Also called Landsat 8, the new satellite will collect more imagery every data and is better equipped to study clouds and observe coastal zones. The thermal instrument was officially added late last year after a campaign by scientists and Congressional representatives from Western states.
Quirk said the new thermal instrument is the most worrisome threat to LDCM's launch schedule. Otherwise, there are no serious threats to launch in late 2012.
The thermal infrared sensor can help monitor water distribution and consumption, an important issue in the West.
"We rely heavily on the thermal band of Landsats 5 and 7 and on the high-resolution Landsat images that permit determining water consumption on a field by field basis," Allen said. "The latter is important for water rights management."
USGS officials believe the Landsat fleet can hold out until LDCM's launch.
"With the maneuvers we've been doing to maintain their orbits, and God willing we don't have some kind of an anomaly, we should be able to overlap with the launch and checkout of Landsat 8," Quirk said.
But because of the difficulty of predicting the survivability of satellites, the potential of a Landsat data gap "looms large," according to NASA's LDCM Web site.
NASA oversees the acquisition and launch of Landsat spacecraft. USGS controllers operate the satellites.
The space agency began studying an eighth Landsat spacecraft shortly after the launch of Landsat 7 in 1999. NASA considered putting Landsat instruments on a commercial satellite, then opted to placing a land imager on the next-generation NPOESS weather satellites.
But that option added technical issues and mounting costs to the NPOESS program, which was already behind schedule and over budget. The White House intervened in December 2005, directing NASA to procure a dedicated satellite that eventually became LDCM.
An interruption in the Landsat program could harm research into climate change, ice fields, the carbon cycle and operational interests in agriculture, land use and resource management.
The Landsat program has kept a constant vigil over Earth since the launch of Landsat 1 in 1972. The constellation's nearly 37-year legacy provides a robust archive of data at the fingertips of scientists.

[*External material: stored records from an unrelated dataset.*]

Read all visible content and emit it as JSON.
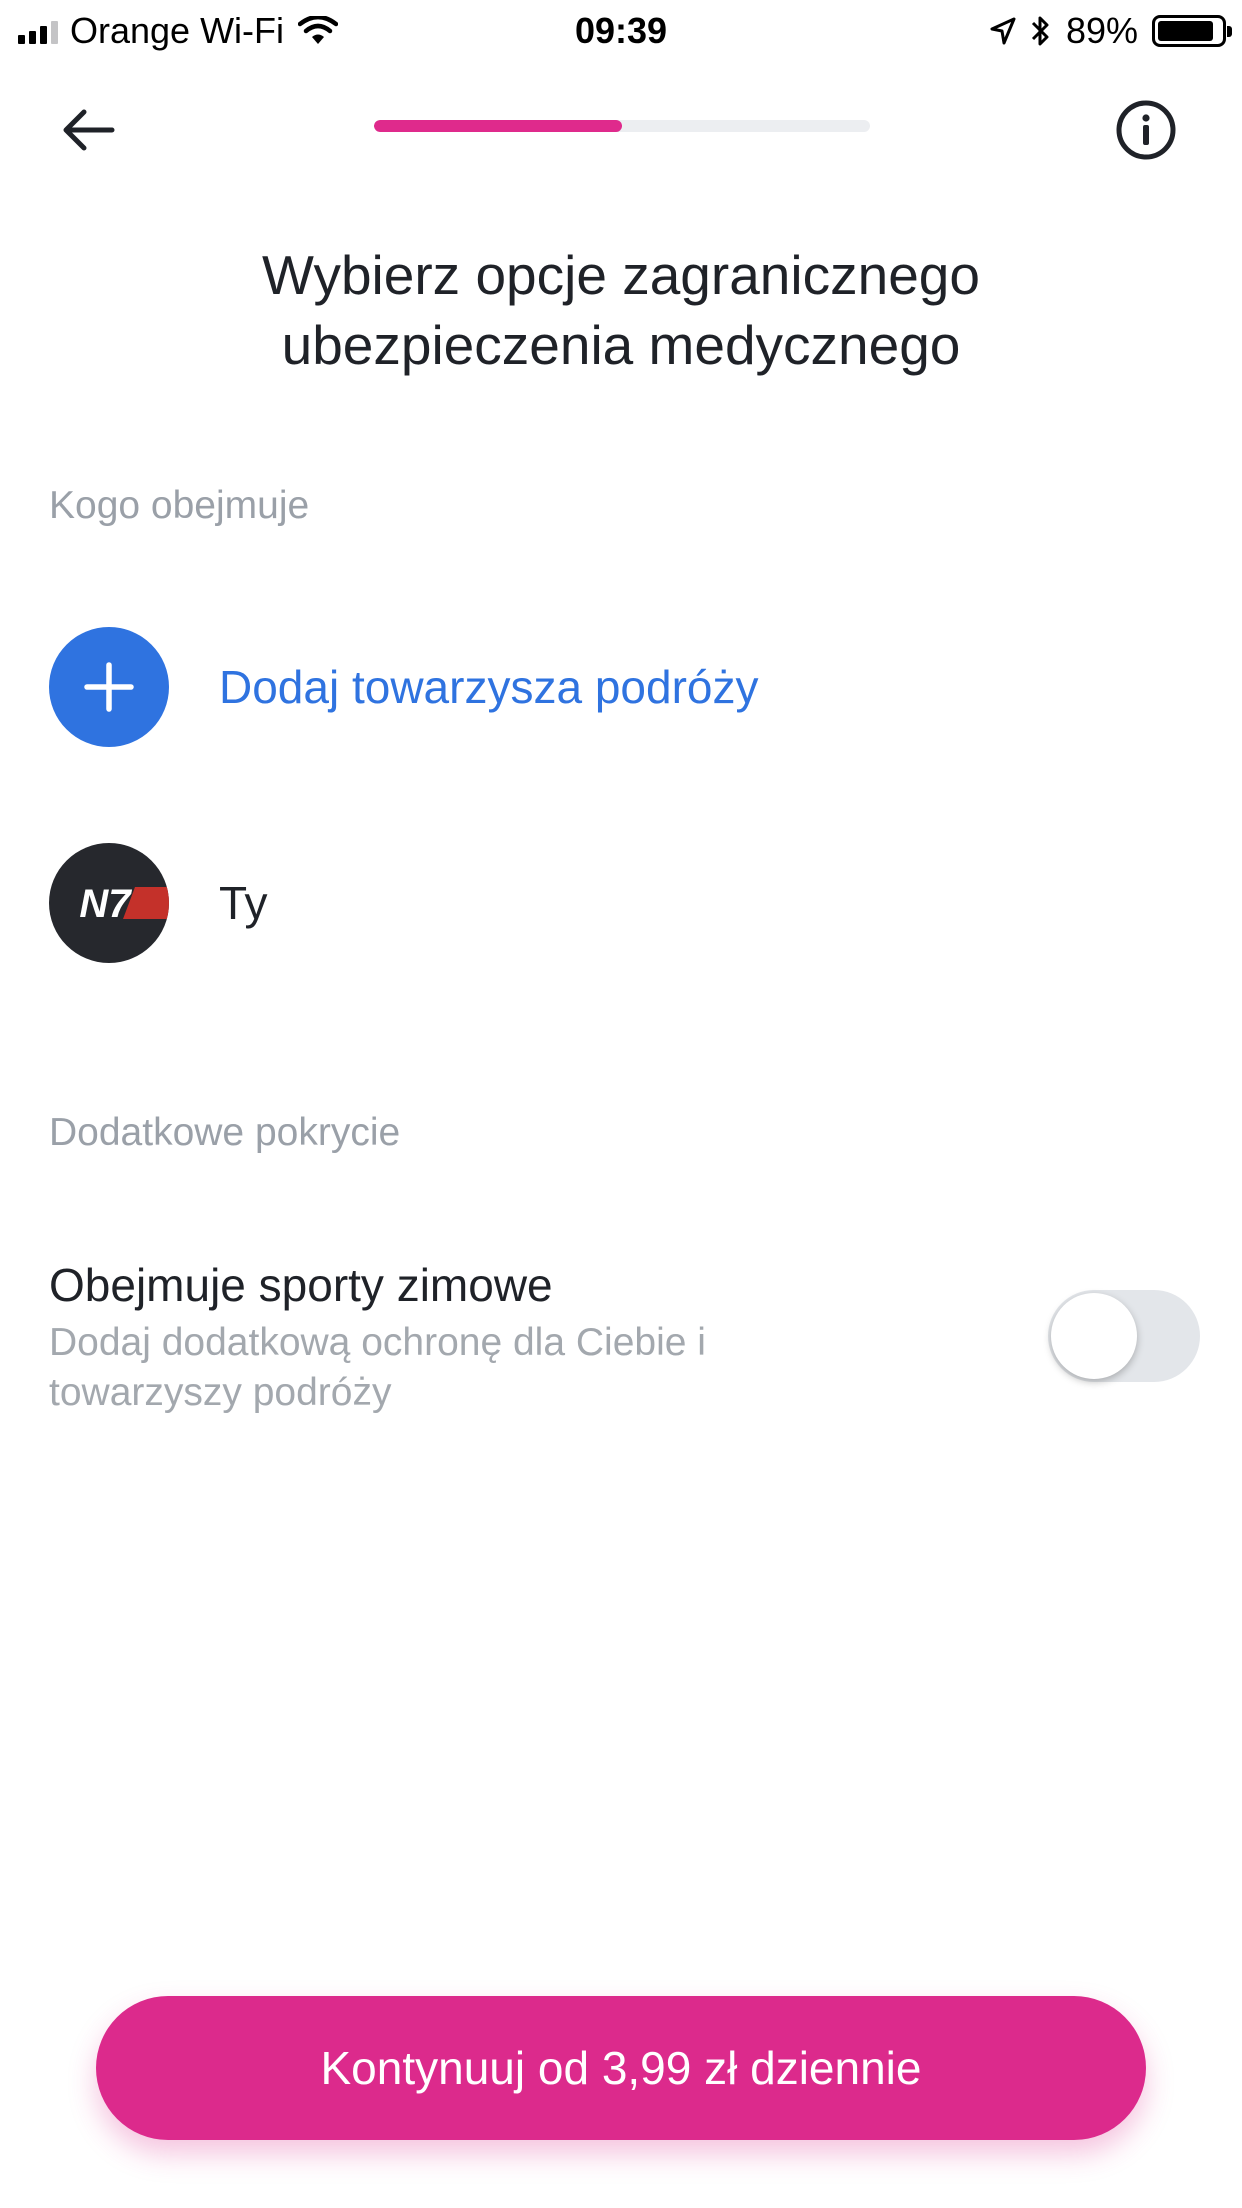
{
  "status_bar": {
    "carrier": "Orange Wi-Fi",
    "time": "09:39",
    "battery": "89%"
  },
  "nav": {
    "progress": 0.5,
    "back_icon": "arrow-left-icon",
    "info_icon": "info-circle-icon"
  },
  "title": {
    "line1": "Wybierz opcje zagranicznego",
    "line2": "ubezpieczenia medycznego"
  },
  "covered": {
    "section_label": "Kogo obejmuje",
    "add_companion": "Dodaj towarzysza podróży",
    "user_label": "Ty",
    "avatar_text": "N7"
  },
  "extra": {
    "section_label": "Dodatkowe pokrycie",
    "option_title": "Obejmuje sporty zimowe",
    "option_desc_line1": "Dodaj dodatkową ochronę dla Ciebie i",
    "option_desc_line2": "towarzyszy podróży",
    "toggle_on": false
  },
  "cta": {
    "label": "Kontynuuj od 3,99 zł dziennie"
  },
  "colors": {
    "accent_pink": "#dc2a8c",
    "accent_blue": "#2f73e0"
  }
}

"A sizable portion of our greenhouse gas contribution to the atmosphere comes from land use," Tucker said. "And having Landsat data to look back to the 1970s, from there to now, you can then calculate or approximate year-by-year what that contribution is, and that's extremely important."
Tucker's specialty is forest research.
"In terms of vegetation, it's very useful if you want to study forest biomass and you know an area was cleared 30 or 35 years ago, then you know what the age of the regrowing trees are, and that's very important for determining what the biomass is," Tucker said.
Landsat time series are also crucial for keeping track of water, which is a scarce resource in deserts.
Landsat satellites are currently collecting more than 300 scenes per day globally. Those images go into an online archive, providing free access to scientists over the Internet.
"What we're seeing is people building up their own archives, and not only pulling down the most recent data over their sites, but they're going back in time and pulling down some of the thematic mapper data from the '80s," Quirk said.
Tucker said there are no international satellites offering free access to to Landsat-type data, elevating the urgent need for a U.S. follow-on spacecraft.
"This is what the United States has done, and this is why U.S. data are widely used by everyone," Tucker said. "The same is not true of China, the same is not true of India, and the same is not been true of other countries before."
A European Space Agency Sentinel satellite scheduled for launch in about four years will collect data comparable to the Landsat system and provide it to international researchers at low costs, but LDCM should be operational by then.
It's up to a dedicated control team to keep the remarkable Landsat legacy intact for another three years, long enough for a fresh satellite to take over the mantle.